**TASK PROMPT**
Lines from the entries below that hold "true" form the answer; copy all of them.

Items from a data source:
--

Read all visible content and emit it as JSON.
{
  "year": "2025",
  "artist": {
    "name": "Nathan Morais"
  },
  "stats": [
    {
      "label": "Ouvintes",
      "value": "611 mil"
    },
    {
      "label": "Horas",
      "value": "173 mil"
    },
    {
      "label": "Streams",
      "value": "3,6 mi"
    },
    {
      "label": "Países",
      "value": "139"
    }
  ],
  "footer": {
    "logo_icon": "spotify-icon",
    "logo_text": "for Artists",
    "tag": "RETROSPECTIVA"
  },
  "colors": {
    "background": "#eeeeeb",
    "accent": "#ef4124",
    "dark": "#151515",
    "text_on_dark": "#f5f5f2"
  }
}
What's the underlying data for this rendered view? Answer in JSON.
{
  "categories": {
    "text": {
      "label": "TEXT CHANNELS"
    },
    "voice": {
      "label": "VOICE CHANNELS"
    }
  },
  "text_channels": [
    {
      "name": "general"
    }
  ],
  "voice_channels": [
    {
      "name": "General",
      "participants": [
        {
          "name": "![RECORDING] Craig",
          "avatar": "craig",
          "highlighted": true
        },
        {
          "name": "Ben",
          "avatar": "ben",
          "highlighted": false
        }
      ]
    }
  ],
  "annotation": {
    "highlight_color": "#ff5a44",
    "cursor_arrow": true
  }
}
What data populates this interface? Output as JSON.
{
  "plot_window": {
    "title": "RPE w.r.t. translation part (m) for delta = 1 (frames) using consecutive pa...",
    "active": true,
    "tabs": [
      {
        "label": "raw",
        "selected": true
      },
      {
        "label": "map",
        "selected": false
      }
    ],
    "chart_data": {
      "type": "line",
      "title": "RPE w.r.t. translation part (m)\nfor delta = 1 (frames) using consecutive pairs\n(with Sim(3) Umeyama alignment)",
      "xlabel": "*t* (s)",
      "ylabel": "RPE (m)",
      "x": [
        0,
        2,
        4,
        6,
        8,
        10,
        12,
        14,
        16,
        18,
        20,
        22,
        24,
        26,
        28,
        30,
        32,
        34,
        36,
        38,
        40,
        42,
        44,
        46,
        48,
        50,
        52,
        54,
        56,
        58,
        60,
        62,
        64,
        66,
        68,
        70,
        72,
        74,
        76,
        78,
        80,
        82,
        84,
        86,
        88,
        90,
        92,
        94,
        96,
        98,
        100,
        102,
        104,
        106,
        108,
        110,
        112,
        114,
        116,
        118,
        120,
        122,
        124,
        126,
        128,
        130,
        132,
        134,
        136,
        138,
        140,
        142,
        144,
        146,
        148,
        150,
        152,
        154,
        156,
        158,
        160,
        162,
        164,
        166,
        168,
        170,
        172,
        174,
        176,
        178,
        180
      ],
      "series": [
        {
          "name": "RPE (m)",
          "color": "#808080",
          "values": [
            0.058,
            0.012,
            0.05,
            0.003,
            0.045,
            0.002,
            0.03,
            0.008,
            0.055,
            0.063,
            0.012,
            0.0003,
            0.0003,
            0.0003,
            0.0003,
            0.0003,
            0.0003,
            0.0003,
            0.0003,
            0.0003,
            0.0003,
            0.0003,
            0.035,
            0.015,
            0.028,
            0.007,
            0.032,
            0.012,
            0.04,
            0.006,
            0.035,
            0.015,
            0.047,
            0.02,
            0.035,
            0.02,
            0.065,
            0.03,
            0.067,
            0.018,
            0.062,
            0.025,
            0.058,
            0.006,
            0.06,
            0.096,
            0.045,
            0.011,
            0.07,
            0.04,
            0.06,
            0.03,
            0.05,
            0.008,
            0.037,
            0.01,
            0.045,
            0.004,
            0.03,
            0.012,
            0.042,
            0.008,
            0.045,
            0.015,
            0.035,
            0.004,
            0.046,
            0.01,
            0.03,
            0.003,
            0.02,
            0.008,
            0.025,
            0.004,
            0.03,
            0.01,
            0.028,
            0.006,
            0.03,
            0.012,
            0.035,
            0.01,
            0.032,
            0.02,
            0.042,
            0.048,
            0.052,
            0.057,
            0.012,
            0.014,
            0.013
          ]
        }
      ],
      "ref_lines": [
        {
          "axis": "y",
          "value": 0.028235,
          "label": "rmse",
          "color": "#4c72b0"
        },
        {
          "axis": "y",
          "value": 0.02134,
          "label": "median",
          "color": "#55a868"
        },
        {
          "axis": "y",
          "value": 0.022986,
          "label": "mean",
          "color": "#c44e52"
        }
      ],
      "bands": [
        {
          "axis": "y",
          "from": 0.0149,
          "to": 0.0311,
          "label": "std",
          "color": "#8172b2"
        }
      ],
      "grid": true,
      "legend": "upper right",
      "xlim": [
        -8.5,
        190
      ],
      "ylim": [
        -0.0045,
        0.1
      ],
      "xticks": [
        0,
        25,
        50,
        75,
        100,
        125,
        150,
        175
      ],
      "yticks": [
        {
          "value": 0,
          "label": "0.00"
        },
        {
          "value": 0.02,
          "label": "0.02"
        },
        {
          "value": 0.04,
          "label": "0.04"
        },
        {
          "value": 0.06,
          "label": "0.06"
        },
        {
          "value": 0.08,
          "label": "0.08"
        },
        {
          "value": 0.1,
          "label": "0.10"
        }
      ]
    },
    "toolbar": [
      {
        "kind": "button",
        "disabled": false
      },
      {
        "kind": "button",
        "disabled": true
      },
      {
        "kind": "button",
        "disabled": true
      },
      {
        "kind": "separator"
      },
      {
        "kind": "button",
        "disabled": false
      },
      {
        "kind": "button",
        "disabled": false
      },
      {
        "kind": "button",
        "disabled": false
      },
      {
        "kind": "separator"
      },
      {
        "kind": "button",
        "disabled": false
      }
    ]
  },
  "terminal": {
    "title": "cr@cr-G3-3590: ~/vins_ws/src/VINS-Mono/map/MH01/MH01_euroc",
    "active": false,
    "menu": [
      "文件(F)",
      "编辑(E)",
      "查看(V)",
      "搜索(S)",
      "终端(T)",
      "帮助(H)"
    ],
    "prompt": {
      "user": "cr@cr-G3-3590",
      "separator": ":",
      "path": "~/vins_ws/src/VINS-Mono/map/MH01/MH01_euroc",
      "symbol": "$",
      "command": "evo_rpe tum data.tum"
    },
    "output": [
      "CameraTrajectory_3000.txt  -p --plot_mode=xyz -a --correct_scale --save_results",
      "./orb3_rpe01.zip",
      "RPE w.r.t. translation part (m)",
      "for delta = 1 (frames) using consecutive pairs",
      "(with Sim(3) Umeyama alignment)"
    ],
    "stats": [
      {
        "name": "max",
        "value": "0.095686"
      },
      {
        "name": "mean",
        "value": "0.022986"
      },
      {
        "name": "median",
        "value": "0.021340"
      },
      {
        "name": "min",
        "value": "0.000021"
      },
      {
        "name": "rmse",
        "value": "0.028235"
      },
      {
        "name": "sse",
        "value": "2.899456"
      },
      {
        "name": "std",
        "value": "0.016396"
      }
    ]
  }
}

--

**ANSWER SECTION**
          "highlighted": true
    "cursor_arrow": true
    "active": true,
        "selected": true
      "grid": true,
        "disabled": true
        "disabled": true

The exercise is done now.